- **Assignment**
For every entry below, retype it exactly as it reads.

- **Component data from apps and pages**
- - - - -

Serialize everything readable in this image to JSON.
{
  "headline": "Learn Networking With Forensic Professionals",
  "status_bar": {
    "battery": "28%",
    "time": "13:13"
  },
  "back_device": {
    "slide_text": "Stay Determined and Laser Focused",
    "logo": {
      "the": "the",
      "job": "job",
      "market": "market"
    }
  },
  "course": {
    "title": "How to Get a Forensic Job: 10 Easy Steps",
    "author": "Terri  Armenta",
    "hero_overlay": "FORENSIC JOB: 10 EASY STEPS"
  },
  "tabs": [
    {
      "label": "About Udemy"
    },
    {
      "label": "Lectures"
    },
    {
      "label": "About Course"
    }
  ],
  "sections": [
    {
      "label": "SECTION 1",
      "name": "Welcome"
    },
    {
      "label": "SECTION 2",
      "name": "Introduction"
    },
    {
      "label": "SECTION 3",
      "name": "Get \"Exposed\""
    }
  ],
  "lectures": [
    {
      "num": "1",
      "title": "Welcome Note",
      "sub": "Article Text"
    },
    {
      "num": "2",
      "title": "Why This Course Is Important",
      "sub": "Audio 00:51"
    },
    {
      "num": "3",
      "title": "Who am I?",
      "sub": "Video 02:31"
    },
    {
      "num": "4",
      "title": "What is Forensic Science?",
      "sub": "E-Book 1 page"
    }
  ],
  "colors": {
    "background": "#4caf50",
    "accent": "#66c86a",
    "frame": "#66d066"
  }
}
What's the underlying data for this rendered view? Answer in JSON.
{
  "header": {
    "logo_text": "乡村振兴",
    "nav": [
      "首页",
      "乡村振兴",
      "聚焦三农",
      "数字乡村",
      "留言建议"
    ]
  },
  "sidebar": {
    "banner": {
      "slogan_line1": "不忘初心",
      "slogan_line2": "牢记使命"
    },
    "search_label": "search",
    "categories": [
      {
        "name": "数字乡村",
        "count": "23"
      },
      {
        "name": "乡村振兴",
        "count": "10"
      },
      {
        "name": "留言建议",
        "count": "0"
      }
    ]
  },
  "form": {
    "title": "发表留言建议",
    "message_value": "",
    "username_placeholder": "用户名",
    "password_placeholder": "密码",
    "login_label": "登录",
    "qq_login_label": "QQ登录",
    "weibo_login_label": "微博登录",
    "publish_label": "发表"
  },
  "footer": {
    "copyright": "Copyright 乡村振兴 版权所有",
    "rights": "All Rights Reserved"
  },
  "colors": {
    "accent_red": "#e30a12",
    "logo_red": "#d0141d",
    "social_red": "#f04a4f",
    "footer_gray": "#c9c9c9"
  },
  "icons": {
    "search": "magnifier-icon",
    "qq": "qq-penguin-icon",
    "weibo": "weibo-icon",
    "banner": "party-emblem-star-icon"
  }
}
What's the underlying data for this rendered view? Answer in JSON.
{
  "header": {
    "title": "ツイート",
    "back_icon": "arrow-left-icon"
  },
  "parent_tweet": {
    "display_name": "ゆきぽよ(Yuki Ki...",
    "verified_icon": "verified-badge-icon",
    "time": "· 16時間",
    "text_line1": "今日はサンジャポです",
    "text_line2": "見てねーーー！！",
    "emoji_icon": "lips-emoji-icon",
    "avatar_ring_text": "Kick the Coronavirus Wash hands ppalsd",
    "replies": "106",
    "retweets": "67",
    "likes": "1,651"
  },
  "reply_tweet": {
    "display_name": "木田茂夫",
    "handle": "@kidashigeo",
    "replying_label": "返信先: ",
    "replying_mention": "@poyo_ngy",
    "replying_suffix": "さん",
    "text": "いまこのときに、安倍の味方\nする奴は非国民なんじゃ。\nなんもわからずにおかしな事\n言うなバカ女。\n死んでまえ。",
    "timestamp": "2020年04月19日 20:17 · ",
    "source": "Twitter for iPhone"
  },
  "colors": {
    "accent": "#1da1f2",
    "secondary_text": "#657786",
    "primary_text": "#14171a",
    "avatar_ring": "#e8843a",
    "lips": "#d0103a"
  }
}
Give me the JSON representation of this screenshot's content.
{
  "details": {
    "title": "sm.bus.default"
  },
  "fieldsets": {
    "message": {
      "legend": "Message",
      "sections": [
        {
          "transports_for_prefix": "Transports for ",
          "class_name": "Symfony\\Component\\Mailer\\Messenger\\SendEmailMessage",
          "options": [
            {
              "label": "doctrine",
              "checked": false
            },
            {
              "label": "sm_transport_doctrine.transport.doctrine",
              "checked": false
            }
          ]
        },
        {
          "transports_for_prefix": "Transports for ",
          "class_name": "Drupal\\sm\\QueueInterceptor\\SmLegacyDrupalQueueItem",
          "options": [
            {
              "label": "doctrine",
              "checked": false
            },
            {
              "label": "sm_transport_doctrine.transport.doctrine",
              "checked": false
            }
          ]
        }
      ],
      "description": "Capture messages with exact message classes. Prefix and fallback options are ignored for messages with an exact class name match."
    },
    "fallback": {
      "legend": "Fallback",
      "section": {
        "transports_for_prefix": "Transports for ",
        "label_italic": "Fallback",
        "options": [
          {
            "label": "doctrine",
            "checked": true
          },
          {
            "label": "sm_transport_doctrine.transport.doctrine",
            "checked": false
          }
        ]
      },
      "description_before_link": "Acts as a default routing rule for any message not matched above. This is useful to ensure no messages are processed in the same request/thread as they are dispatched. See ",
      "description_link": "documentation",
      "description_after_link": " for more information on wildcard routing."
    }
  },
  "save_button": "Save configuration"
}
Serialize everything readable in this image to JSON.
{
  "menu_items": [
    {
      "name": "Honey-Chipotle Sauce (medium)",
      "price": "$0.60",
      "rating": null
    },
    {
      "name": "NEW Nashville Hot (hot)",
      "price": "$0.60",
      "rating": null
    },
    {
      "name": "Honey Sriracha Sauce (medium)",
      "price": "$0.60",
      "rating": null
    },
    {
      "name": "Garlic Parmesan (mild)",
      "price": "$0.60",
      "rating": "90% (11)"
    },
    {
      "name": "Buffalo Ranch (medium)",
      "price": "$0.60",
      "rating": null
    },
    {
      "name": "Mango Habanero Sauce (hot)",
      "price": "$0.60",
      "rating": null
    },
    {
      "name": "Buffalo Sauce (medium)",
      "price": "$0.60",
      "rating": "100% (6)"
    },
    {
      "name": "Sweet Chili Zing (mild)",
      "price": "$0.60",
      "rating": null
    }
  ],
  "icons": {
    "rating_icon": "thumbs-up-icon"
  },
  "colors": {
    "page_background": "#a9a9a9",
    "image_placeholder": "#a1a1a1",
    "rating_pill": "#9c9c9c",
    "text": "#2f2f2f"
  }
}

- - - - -

- **Exercise answer**
Serialize everything readable in this image to JSON.
{
  "headline": "Learn Networking With Forensic Professionals",
  "status_bar": {
    "battery": "28%",
    "time": "13:13"
  },
  "back_device": {
    "slide_text": "Stay Determined and Laser Focused",
    "logo": {
      "the": "the",
      "job": "job",
      "market": "market"
    }
  },
  "course": {
    "title": "How to Get a Forensic Job: 10 Easy Steps",
    "author": "Terri  Armenta",
    "hero_overlay": "FORENSIC JOB: 10 EASY STEPS"
  },
  "tabs": [
    {
      "label": "About Udemy"
    },
    {
      "label": "Lectures"
    },
    {
      "label": "About Course"
    }
  ],
  "sections": [
    {
      "label": "SECTION 1",
      "name": "Welcome"
    },
    {
      "label": "SECTION 2",
      "name": "Introduction"
    },
    {
      "label": "SECTION 3",
      "name": "Get \"Exposed\""
    }
  ],
  "lectures": [
    {
      "num": "1",
      "title": "Welcome Note",
      "sub": "Article Text"
    },
    {
      "num": "2",
      "title": "Why This Course Is Important",
      "sub": "Audio 00:51"
    },
    {
      "num": "3",
      "title": "Who am I?",
      "sub": "Video 02:31"
    },
    {
      "num": "4",
      "title": "What is Forensic Science?",
      "sub": "E-Book 1 page"
    }
  ],
  "colors": {
    "background": "#4caf50",
    "accent": "#66c86a",
    "frame": "#66d066"
  }
}
What's the underlying data for this rendered view? Answer in JSON.
{
  "header": {
    "logo_text": "乡村振兴",
    "nav": [
      "首页",
      "乡村振兴",
      "聚焦三农",
      "数字乡村",
      "留言建议"
    ]
  },
  "sidebar": {
    "banner": {
      "slogan_line1": "不忘初心",
      "slogan_line2": "牢记使命"
    },
    "search_label": "search",
    "categories": [
      {
        "name": "数字乡村",
        "count": "23"
      },
      {
        "name": "乡村振兴",
        "count": "10"
      },
      {
        "name": "留言建议",
        "count": "0"
      }
    ]
  },
  "form": {
    "title": "发表留言建议",
    "message_value": "",
    "username_placeholder": "用户名",
    "password_placeholder": "密码",
    "login_label": "登录",
    "qq_login_label": "QQ登录",
    "weibo_login_label": "微博登录",
    "publish_label": "发表"
  },
  "footer": {
    "copyright": "Copyright 乡村振兴 版权所有",
    "rights": "All Rights Reserved"
  },
  "colors": {
    "accent_red": "#e30a12",
    "logo_red": "#d0141d",
    "social_red": "#f04a4f",
    "footer_gray": "#c9c9c9"
  },
  "icons": {
    "search": "magnifier-icon",
    "qq": "qq-penguin-icon",
    "weibo": "weibo-icon",
    "banner": "party-emblem-star-icon"
  }
}
What's the underlying data for this rendered view? Answer in JSON.
{
  "header": {
    "title": "ツイート",
    "back_icon": "arrow-left-icon"
  },
  "parent_tweet": {
    "display_name": "ゆきぽよ(Yuki Ki...",
    "verified_icon": "verified-badge-icon",
    "time": "· 16時間",
    "text_line1": "今日はサンジャポです",
    "text_line2": "見てねーーー！！",
    "emoji_icon": "lips-emoji-icon",
    "avatar_ring_text": "Kick the Coronavirus Wash hands ppalsd",
    "replies": "106",
    "retweets": "67",
    "likes": "1,651"
  },
  "reply_tweet": {
    "display_name": "木田茂夫",
    "handle": "@kidashigeo",
    "replying_label": "返信先: ",
    "replying_mention": "@poyo_ngy",
    "replying_suffix": "さん",
    "text": "いまこのときに、安倍の味方\nする奴は非国民なんじゃ。\nなんもわからずにおかしな事\n言うなバカ女。\n死んでまえ。",
    "timestamp": "2020年04月19日 20:17 · ",
    "source": "Twitter for iPhone"
  },
  "colors": {
    "accent": "#1da1f2",
    "secondary_text": "#657786",
    "primary_text": "#14171a",
    "avatar_ring": "#e8843a",
    "lips": "#d0103a"
  }
}
Give me the JSON representation of this screenshot's content.
{
  "details": {
    "title": "sm.bus.default"
  },
  "fieldsets": {
    "message": {
      "legend": "Message",
      "sections": [
        {
          "transports_for_prefix": "Transports for ",
          "class_name": "Symfony\\Component\\Mailer\\Messenger\\SendEmailMessage",
          "options": [
            {
              "label": "doctrine",
              "checked": false
            },
            {
              "label": "sm_transport_doctrine.transport.doctrine",
              "checked": false
            }
          ]
        },
        {
          "transports_for_prefix": "Transports for ",
          "class_name": "Drupal\\sm\\QueueInterceptor\\SmLegacyDrupalQueueItem",
          "options": [
            {
              "label": "doctrine",
              "checked": false
            },
            {
              "label": "sm_transport_doctrine.transport.doctrine",
              "checked": false
            }
          ]
        }
      ],
      "description": "Capture messages with exact message classes. Prefix and fallback options are ignored for messages with an exact class name match."
    },
    "fallback": {
      "legend": "Fallback",
      "section": {
        "transports_for_prefix": "Transports for ",
        "label_italic": "Fallback",
        "options": [
          {
            "label": "doctrine",
            "checked": true
          },
          {
            "label": "sm_transport_doctrine.transport.doctrine",
            "checked": false
          }
        ]
      },
      "description_before_link": "Acts as a default routing rule for any message not matched above. This is useful to ensure no messages are processed in the same request/thread as they are dispatched. See ",
      "description_link": "documentation",
      "description_after_link": " for more information on wildcard routing."
    }
  },
  "save_button": "Save configuration"
}
Serialize everything readable in this image to JSON.
{
  "menu_items": [
    {
      "name": "Honey-Chipotle Sauce (medium)",
      "price": "$0.60",
      "rating": null
    },
    {
      "name": "NEW Nashville Hot (hot)",
      "price": "$0.60",
      "rating": null
    },
    {
      "name": "Honey Sriracha Sauce (medium)",
      "price": "$0.60",
      "rating": null
    },
    {
      "name": "Garlic Parmesan (mild)",
      "price": "$0.60",
      "rating": "90% (11)"
    },
    {
      "name": "Buffalo Ranch (medium)",
      "price": "$0.60",
      "rating": null
    },
    {
      "name": "Mango Habanero Sauce (hot)",
      "price": "$0.60",
      "rating": null
    },
    {
      "name": "Buffalo Sauce (medium)",
      "price": "$0.60",
      "rating": "100% (6)"
    },
    {
      "name": "Sweet Chili Zing (mild)",
      "price": "$0.60",
      "rating": null
    }
  ],
  "icons": {
    "rating_icon": "thumbs-up-icon"
  },
  "colors": {
    "page_background": "#a9a9a9",
    "image_placeholder": "#a1a1a1",
    "rating_pill": "#9c9c9c",
    "text": "#2f2f2f"
  }
}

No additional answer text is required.